Your task ▸ With the exception of the pictures, write out the data below precisely.
─── Extracted data
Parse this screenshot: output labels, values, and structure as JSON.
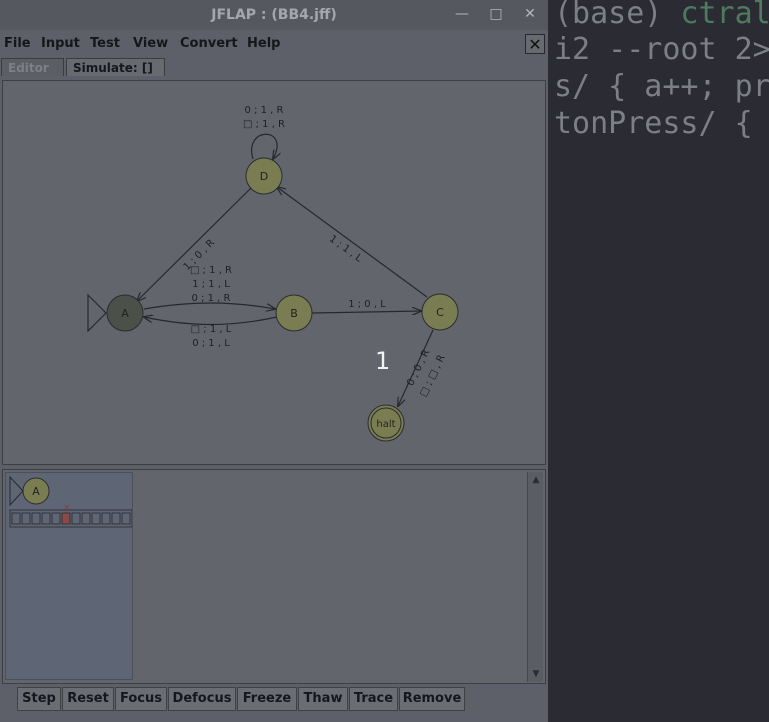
{
  "window": {
    "title": "JFLAP : (BB4.jff)",
    "minimize_glyph": "—",
    "maximize_glyph": "□",
    "close_glyph": "✕"
  },
  "menu": [
    "File",
    "Input",
    "Test",
    "View",
    "Convert",
    "Help"
  ],
  "doc_close_glyph": "✕",
  "tabs": [
    "Editor",
    "Simulate: []"
  ],
  "automaton": {
    "states": {
      "A": "A",
      "B": "B",
      "C": "C",
      "D": "D",
      "halt": "halt"
    },
    "transitions": {
      "d_loop_1": "0 ; 1 , R",
      "d_loop_2": "□ ; 1 , R",
      "a_d": "1 ; 0 , R",
      "c_d": "1 ; 1 , L",
      "a_b_1": "□ ; 1 , R",
      "a_b_2": "1 ; 1 , L",
      "a_b_3": "0 ; 1 , R",
      "b_a_1": "□ ; 1 , L",
      "b_a_2": "0 ; 1 , L",
      "b_c": "1 ; 0 , L",
      "c_halt_1": "0 ; 0 , R",
      "c_halt_2": "□ ; □ , R"
    }
  },
  "simulation": {
    "current_state": "A",
    "tape": [
      "□",
      "□",
      "□",
      "□",
      "□",
      "□",
      "□",
      "□",
      "□",
      "□",
      "□",
      "□"
    ],
    "head_index": 5
  },
  "overlay_number": "1",
  "buttons": [
    "Step",
    "Reset",
    "Focus",
    "Defocus",
    "Freeze",
    "Thaw",
    "Trace",
    "Remove"
  ],
  "terminal": {
    "line1_prefix": "(base)",
    "line1_cmd": " ctral",
    "line2": "i2 --root 2>",
    "line3": "s/ { a++; pr",
    "line4": "tonPress/ {"
  },
  "colors": {
    "state_fill": "#7a7d52",
    "initial_state_fill": "#4b5049",
    "edge": "#26282c"
  }
}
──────
Result below ▸
Parse this screenshot: output labels, values, and structure as JSON.
{
  "window": {
    "title": "JFLAP : (BB4.jff)",
    "minimize_glyph": "—",
    "maximize_glyph": "□",
    "close_glyph": "✕"
  },
  "menu": [
    "File",
    "Input",
    "Test",
    "View",
    "Convert",
    "Help"
  ],
  "doc_close_glyph": "✕",
  "tabs": [
    "Editor",
    "Simulate: []"
  ],
  "automaton": {
    "states": {
      "A": "A",
      "B": "B",
      "C": "C",
      "D": "D",
      "halt": "halt"
    },
    "transitions": {
      "d_loop_1": "0 ; 1 , R",
      "d_loop_2": "□ ; 1 , R",
      "a_d": "1 ; 0 , R",
      "c_d": "1 ; 1 , L",
      "a_b_1": "□ ; 1 , R",
      "a_b_2": "1 ; 1 , L",
      "a_b_3": "0 ; 1 , R",
      "b_a_1": "□ ; 1 , L",
      "b_a_2": "0 ; 1 , L",
      "b_c": "1 ; 0 , L",
      "c_halt_1": "0 ; 0 , R",
      "c_halt_2": "□ ; □ , R"
    }
  },
  "simulation": {
    "current_state": "A",
    "tape": [
      "□",
      "□",
      "□",
      "□",
      "□",
      "□",
      "□",
      "□",
      "□",
      "□",
      "□",
      "□"
    ],
    "head_index": 5
  },
  "overlay_number": "1",
  "buttons": [
    "Step",
    "Reset",
    "Focus",
    "Defocus",
    "Freeze",
    "Thaw",
    "Trace",
    "Remove"
  ],
  "terminal": {
    "line1_prefix": "(base)",
    "line1_cmd": " ctral",
    "line2": "i2 --root 2>",
    "line3": "s/ { a++; pr",
    "line4": "tonPress/ {"
  },
  "colors": {
    "state_fill": "#7a7d52",
    "initial_state_fill": "#4b5049",
    "edge": "#26282c"
  }
}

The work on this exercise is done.